To reduce the amount of frequencies being used. These High Frequencies may detonate a round.
The high intensity radio frequency (RF) fields produced by modern radio and radar transmitting equipment can cause sensitive electroexplosive devices (EEDs) contained in ordnance systems to actuate prematurely. The Hazards of Electromagnetic Radiation to Ordnance (HERO) problem was first recognized in 1958. The prime factors causing the problem have been increasing ever since. The use of EEDs in ordnance systems has become essential. At the same time, the power output and frequency ranges of radio and radar transmitting equipment have also increased.
RF energy may enter an ordnance item through a hole or crack in its skin or through firing leads, wires, and so on. In general, ordnance systems that are susceptible to RF energy are most susceptible during assembly, disassembly, loading, unloading, and handling in RF electromagnetic fields.
The most likely results of premature actuation are propellant ignition or reduction of reliability by dudding. Where out-of-line Safety and Arming (S + A) devices are used, the actuation of EEDs may be undetectable unless the item is disassembled. If the item does not contain an S +A device, or if RF energy bypasses the S +A device, the warhead may detonate.

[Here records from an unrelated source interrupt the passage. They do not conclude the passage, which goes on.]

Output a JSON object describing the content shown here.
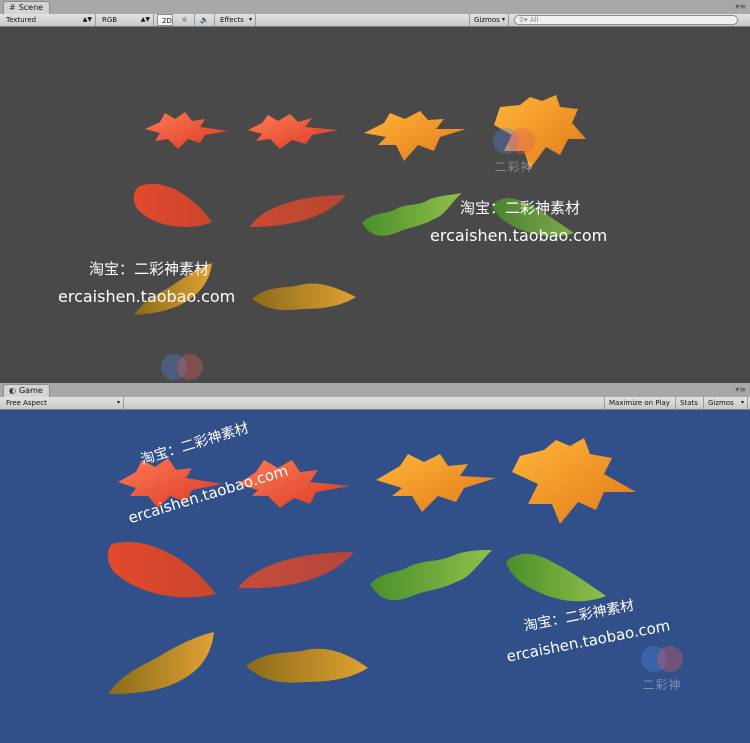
{
  "scene": {
    "tab_label": "Scene",
    "render_mode": "Textured",
    "color_mode": "RGB",
    "toggle_2d": "2D",
    "effects_label": "Effects",
    "gizmos_label": "Gizmos",
    "search_placeholder": "All",
    "background": "#494949"
  },
  "game": {
    "tab_label": "Game",
    "aspect": "Free Aspect",
    "maximize_label": "Maximize on Play",
    "stats_label": "Stats",
    "gizmos_label": "Gizmos",
    "background": "#315089"
  },
  "watermarks": {
    "line1": "淘宝：二彩神素材",
    "line2": "ercaishen.taobao.com",
    "logo_text": "二彩神"
  },
  "icons": [
    "sun-icon",
    "speaker-icon",
    "scene-tab-icon",
    "game-tab-icon",
    "search-icon"
  ]
}
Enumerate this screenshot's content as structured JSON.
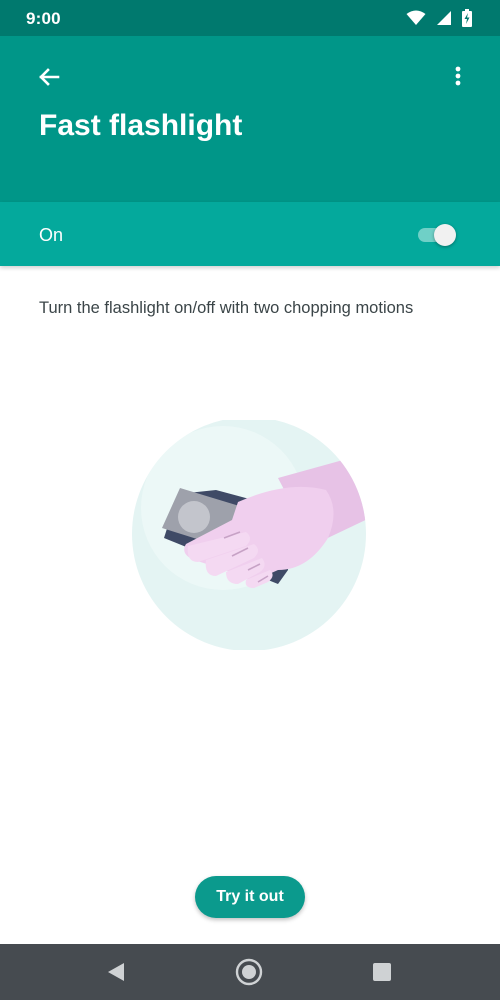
{
  "status_bar": {
    "time": "9:00",
    "icons": [
      "wifi-icon",
      "cell-signal-icon",
      "battery-charging-icon"
    ]
  },
  "app_bar": {
    "back_icon": "arrow-back-icon",
    "more_icon": "more-vert-icon",
    "title": "Fast flashlight"
  },
  "toggle": {
    "label": "On",
    "checked": true
  },
  "description": "Turn the flashlight on/off with two chopping motions",
  "illustration": {
    "name": "hand-holding-phone-illustration"
  },
  "actions": {
    "try_label": "Try it out"
  },
  "nav_bar": {
    "icons": [
      "back-triangle-icon",
      "home-circle-icon",
      "recents-square-icon"
    ]
  },
  "colors": {
    "status_bar": "#00796e",
    "app_bar": "#009688",
    "toggle_row": "#04a99c",
    "accent_button": "#0b9a8d",
    "nav_bar": "#464b50"
  }
}
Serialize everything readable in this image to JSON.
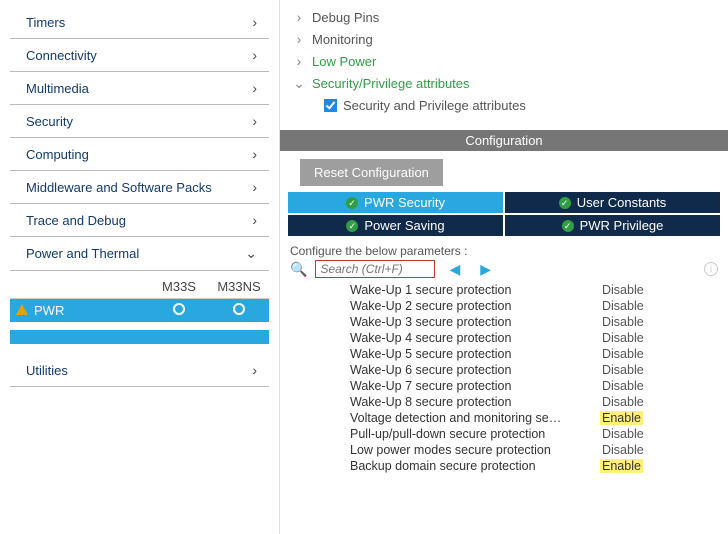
{
  "left": {
    "categories": [
      {
        "label": "Timers",
        "expanded": false
      },
      {
        "label": "Connectivity",
        "expanded": false
      },
      {
        "label": "Multimedia",
        "expanded": false
      },
      {
        "label": "Security",
        "expanded": false
      },
      {
        "label": "Computing",
        "expanded": false
      },
      {
        "label": "Middleware and Software Packs",
        "expanded": false
      },
      {
        "label": "Trace and Debug",
        "expanded": false
      },
      {
        "label": "Power and Thermal",
        "expanded": true
      },
      {
        "label": "Utilities",
        "expanded": false
      }
    ],
    "sub_header": {
      "c1": "M33S",
      "c2": "M33NS"
    },
    "sub_row_label": "PWR"
  },
  "tree": {
    "items": [
      {
        "label": "Debug Pins",
        "expanded": false,
        "green": false
      },
      {
        "label": "Monitoring",
        "expanded": false,
        "green": false
      },
      {
        "label": "Low Power",
        "expanded": false,
        "green": true
      },
      {
        "label": "Security/Privilege attributes",
        "expanded": true,
        "green": true,
        "child": {
          "checked": true,
          "label": "Security and Privilege attributes"
        }
      }
    ]
  },
  "config_title": "Configuration",
  "reset_btn": "Reset Configuration",
  "tabs": [
    {
      "label": "PWR Security",
      "active": true
    },
    {
      "label": "User Constants",
      "active": false
    },
    {
      "label": "Power Saving",
      "active": false
    },
    {
      "label": "PWR Privilege",
      "active": false
    }
  ],
  "params_title": "Configure the below parameters :",
  "search_placeholder": "Search (Ctrl+F)",
  "params": [
    {
      "name": "Wake-Up 1 secure protection",
      "value": "Disable",
      "highlight": false
    },
    {
      "name": "Wake-Up 2 secure protection",
      "value": "Disable",
      "highlight": false
    },
    {
      "name": "Wake-Up 3 secure protection",
      "value": "Disable",
      "highlight": false
    },
    {
      "name": "Wake-Up 4 secure protection",
      "value": "Disable",
      "highlight": false
    },
    {
      "name": "Wake-Up 5 secure protection",
      "value": "Disable",
      "highlight": false
    },
    {
      "name": "Wake-Up 6 secure protection",
      "value": "Disable",
      "highlight": false
    },
    {
      "name": "Wake-Up 7 secure protection",
      "value": "Disable",
      "highlight": false
    },
    {
      "name": "Wake-Up 8 secure protection",
      "value": "Disable",
      "highlight": false
    },
    {
      "name": "Voltage detection and monitoring se…",
      "value": "Enable",
      "highlight": true
    },
    {
      "name": "Pull-up/pull-down secure protection",
      "value": "Disable",
      "highlight": false
    },
    {
      "name": "Low power modes secure protection",
      "value": "Disable",
      "highlight": false
    },
    {
      "name": "Backup domain secure protection",
      "value": "Enable",
      "highlight": true
    }
  ]
}
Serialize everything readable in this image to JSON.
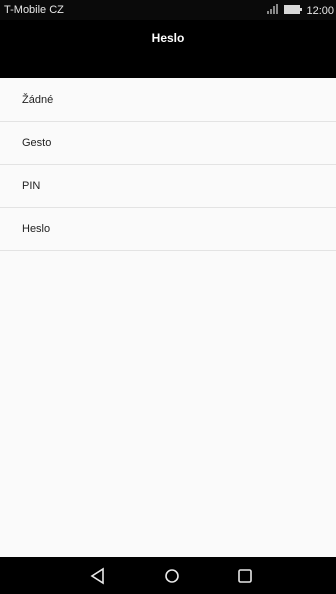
{
  "status_bar": {
    "carrier": "T-Mobile CZ",
    "time": "12:00",
    "icons": [
      "signal-icon",
      "battery-icon"
    ]
  },
  "header": {
    "title": "Heslo"
  },
  "list": {
    "items": [
      {
        "label": "Žádné"
      },
      {
        "label": "Gesto"
      },
      {
        "label": "PIN"
      },
      {
        "label": "Heslo"
      }
    ]
  },
  "nav_bar": {
    "buttons": [
      "back-icon",
      "home-icon",
      "recents-icon"
    ]
  },
  "colors": {
    "bar_background": "#000000",
    "list_background": "#fafafa",
    "divider": "#e3e3e3"
  }
}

Ordnance items susceptible to RF are assigned one of three HERO classifications, based upon the probability that they will be adversely affected by the RF environment. Those classifications are:
.20 Explain the term "C4".
They are the MK86 GFCS which are on Spruance class destroyers and Ticonderoga class cruisers plus the MK92 FCS which is on Perry Class frigates.
The gun mounts utilized by these gun weapon systems are the MK45 Light Weight Guh Mount (LWGM) and the MK75 76 millimeter Gun Mount, respectively.
108.23 State the purpose of the electronic cooling systems.
.24 State the purpose of the ships’ gyro as it relates to weapon systems: